ASSIGNMENT: Below are the records; tally the lines that include "found" and report only the total.

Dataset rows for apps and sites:
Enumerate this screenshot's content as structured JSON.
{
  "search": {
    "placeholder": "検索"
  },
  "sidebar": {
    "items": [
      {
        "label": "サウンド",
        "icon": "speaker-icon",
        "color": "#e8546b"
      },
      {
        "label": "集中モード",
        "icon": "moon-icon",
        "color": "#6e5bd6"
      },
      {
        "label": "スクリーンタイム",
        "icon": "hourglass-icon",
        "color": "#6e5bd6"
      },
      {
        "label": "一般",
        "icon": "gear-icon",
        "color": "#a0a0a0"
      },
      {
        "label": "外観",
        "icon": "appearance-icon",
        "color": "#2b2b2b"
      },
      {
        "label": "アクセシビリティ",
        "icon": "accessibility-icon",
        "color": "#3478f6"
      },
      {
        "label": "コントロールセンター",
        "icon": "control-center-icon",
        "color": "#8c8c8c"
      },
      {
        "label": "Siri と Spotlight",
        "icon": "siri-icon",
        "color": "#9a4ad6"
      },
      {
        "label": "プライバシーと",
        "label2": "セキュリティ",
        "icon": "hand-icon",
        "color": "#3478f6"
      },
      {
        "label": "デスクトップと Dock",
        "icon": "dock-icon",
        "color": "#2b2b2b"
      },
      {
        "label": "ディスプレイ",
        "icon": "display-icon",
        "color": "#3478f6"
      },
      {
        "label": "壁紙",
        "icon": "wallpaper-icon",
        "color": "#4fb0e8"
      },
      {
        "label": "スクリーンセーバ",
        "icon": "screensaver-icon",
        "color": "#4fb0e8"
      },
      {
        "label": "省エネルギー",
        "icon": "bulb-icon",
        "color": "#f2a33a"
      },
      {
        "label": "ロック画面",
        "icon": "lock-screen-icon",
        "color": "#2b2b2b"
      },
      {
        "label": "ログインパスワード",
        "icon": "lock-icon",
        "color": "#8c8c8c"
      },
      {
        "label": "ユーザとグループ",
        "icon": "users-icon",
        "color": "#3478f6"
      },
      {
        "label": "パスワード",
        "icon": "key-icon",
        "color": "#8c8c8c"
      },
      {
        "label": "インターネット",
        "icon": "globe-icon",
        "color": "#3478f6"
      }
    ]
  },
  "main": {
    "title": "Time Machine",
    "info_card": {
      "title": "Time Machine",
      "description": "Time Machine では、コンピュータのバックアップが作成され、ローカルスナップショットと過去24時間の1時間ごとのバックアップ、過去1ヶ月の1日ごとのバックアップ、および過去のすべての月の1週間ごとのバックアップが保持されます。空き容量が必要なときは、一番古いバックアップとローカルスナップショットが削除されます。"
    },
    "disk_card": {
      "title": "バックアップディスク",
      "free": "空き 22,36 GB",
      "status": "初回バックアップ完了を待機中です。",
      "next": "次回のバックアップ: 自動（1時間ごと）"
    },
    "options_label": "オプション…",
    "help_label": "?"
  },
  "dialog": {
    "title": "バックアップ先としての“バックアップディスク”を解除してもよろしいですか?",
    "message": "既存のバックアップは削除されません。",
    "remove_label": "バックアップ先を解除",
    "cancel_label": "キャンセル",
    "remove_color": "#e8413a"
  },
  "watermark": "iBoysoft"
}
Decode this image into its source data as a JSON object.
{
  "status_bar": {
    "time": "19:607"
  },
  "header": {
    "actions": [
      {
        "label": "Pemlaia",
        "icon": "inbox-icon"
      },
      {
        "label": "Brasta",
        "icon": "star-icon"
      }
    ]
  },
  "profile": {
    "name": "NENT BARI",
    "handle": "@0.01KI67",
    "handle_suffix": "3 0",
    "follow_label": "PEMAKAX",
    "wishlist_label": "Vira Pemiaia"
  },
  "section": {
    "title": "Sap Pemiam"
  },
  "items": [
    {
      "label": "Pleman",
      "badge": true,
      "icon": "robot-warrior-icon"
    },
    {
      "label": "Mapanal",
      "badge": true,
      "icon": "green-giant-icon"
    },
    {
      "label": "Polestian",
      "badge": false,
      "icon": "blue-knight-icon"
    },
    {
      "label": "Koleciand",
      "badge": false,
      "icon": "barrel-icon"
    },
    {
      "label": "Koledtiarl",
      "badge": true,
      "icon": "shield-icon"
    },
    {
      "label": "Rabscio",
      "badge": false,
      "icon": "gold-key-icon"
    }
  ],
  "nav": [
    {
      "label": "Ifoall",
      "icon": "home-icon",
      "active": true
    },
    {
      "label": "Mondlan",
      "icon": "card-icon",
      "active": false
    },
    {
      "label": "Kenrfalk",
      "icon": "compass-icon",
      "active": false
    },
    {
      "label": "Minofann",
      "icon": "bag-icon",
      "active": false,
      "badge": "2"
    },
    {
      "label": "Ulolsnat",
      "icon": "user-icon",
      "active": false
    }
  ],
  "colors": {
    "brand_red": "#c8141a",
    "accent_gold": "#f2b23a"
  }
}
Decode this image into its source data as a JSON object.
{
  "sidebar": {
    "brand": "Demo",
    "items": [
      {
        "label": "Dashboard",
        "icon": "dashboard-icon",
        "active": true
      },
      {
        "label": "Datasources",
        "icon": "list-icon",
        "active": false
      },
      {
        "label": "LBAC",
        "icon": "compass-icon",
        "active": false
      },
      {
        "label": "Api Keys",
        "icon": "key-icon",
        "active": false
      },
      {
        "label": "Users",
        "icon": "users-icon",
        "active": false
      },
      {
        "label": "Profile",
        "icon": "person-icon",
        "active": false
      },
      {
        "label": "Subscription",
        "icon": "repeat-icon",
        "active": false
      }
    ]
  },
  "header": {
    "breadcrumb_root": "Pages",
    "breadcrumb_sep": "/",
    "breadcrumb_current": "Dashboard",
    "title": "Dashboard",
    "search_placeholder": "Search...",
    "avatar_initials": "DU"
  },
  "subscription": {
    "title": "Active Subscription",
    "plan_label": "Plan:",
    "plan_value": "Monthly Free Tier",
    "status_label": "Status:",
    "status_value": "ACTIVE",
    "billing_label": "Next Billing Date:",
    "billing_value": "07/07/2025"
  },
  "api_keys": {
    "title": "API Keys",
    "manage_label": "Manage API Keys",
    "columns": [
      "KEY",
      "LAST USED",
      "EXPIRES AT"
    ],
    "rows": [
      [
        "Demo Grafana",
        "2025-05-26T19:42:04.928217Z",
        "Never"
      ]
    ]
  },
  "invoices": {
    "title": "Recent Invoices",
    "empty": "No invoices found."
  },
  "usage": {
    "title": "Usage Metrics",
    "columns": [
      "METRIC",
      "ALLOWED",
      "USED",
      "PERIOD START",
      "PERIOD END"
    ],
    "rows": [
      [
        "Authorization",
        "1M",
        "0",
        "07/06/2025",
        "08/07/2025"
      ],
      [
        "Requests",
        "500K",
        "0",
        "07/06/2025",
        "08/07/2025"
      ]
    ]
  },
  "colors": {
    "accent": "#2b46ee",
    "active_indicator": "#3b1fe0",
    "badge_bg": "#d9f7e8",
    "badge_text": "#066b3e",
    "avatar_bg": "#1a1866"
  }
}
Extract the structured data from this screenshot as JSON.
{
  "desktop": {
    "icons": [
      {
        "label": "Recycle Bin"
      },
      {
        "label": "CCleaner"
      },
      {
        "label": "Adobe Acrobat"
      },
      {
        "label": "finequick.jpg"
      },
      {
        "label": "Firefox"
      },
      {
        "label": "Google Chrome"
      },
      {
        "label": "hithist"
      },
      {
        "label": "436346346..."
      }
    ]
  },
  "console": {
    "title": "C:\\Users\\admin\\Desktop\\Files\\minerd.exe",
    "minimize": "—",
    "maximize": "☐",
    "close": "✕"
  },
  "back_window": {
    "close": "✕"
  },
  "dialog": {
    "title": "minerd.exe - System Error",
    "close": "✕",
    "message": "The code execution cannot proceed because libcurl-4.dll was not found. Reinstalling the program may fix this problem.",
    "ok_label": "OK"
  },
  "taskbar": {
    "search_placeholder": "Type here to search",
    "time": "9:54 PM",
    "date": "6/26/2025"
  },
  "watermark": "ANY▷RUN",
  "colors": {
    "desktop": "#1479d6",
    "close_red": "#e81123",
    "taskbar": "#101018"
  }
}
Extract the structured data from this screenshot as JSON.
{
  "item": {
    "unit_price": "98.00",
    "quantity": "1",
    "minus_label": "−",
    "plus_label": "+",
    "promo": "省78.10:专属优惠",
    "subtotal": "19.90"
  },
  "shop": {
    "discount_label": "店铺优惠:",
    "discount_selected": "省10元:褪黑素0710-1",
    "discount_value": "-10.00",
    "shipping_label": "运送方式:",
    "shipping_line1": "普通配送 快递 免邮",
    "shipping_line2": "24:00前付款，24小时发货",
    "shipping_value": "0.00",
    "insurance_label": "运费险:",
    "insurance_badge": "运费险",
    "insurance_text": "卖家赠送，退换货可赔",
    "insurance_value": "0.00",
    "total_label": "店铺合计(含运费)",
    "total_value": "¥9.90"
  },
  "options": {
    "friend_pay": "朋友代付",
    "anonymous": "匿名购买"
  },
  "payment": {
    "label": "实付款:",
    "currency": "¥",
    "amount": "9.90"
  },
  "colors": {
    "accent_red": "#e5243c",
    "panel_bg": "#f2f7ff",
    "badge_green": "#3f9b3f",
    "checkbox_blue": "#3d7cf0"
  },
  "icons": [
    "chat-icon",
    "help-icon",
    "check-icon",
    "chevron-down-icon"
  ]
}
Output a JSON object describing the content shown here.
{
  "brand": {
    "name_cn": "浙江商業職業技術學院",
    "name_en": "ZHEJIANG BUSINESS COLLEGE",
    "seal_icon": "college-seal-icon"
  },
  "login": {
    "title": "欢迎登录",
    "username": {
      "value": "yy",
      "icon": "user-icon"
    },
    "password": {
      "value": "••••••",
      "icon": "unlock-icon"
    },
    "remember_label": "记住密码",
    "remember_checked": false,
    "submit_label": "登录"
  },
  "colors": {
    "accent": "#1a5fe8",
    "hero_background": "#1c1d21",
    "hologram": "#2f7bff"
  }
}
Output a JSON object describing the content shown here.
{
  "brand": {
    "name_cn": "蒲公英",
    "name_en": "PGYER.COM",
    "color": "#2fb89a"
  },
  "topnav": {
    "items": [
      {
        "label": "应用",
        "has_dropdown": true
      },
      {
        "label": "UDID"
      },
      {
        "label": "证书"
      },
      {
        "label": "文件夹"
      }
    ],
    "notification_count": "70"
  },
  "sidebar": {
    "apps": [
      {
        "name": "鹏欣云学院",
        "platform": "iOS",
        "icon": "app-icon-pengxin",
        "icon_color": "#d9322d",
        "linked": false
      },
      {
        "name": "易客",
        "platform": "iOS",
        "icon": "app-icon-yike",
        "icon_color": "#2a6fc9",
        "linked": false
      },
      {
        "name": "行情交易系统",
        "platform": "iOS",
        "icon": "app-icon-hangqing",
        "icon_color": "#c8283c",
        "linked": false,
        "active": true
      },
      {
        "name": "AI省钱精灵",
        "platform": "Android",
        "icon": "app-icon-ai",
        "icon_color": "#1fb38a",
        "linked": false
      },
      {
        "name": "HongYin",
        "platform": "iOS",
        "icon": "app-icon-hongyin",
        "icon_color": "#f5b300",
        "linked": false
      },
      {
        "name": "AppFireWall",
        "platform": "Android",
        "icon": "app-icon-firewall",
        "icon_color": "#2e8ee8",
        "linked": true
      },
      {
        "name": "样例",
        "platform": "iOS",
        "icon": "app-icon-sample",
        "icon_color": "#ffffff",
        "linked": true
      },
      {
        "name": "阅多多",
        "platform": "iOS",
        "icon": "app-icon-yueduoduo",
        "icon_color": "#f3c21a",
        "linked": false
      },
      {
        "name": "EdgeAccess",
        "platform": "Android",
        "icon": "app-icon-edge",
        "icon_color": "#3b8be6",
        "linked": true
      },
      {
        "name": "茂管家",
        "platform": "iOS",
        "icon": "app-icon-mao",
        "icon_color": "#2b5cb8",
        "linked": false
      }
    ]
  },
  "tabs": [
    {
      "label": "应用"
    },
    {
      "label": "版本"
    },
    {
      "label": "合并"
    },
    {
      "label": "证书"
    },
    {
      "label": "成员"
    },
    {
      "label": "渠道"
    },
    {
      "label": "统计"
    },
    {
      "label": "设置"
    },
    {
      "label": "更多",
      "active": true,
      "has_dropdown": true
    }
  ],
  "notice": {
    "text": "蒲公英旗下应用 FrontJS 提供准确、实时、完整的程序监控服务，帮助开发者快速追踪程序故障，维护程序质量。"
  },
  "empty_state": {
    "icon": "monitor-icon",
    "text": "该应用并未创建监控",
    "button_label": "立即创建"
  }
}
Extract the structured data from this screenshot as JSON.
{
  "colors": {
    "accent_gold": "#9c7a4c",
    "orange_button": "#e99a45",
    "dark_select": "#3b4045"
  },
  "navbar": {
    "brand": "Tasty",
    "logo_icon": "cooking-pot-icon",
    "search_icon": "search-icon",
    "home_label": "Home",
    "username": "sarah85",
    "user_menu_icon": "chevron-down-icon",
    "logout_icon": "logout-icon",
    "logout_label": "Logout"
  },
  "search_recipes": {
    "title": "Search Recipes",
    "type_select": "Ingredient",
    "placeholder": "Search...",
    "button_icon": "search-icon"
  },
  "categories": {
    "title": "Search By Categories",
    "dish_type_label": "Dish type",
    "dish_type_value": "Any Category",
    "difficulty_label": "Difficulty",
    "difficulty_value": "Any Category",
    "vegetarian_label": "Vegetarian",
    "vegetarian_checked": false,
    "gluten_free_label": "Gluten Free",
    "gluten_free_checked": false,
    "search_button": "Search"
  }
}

TASK SOLUTION: 2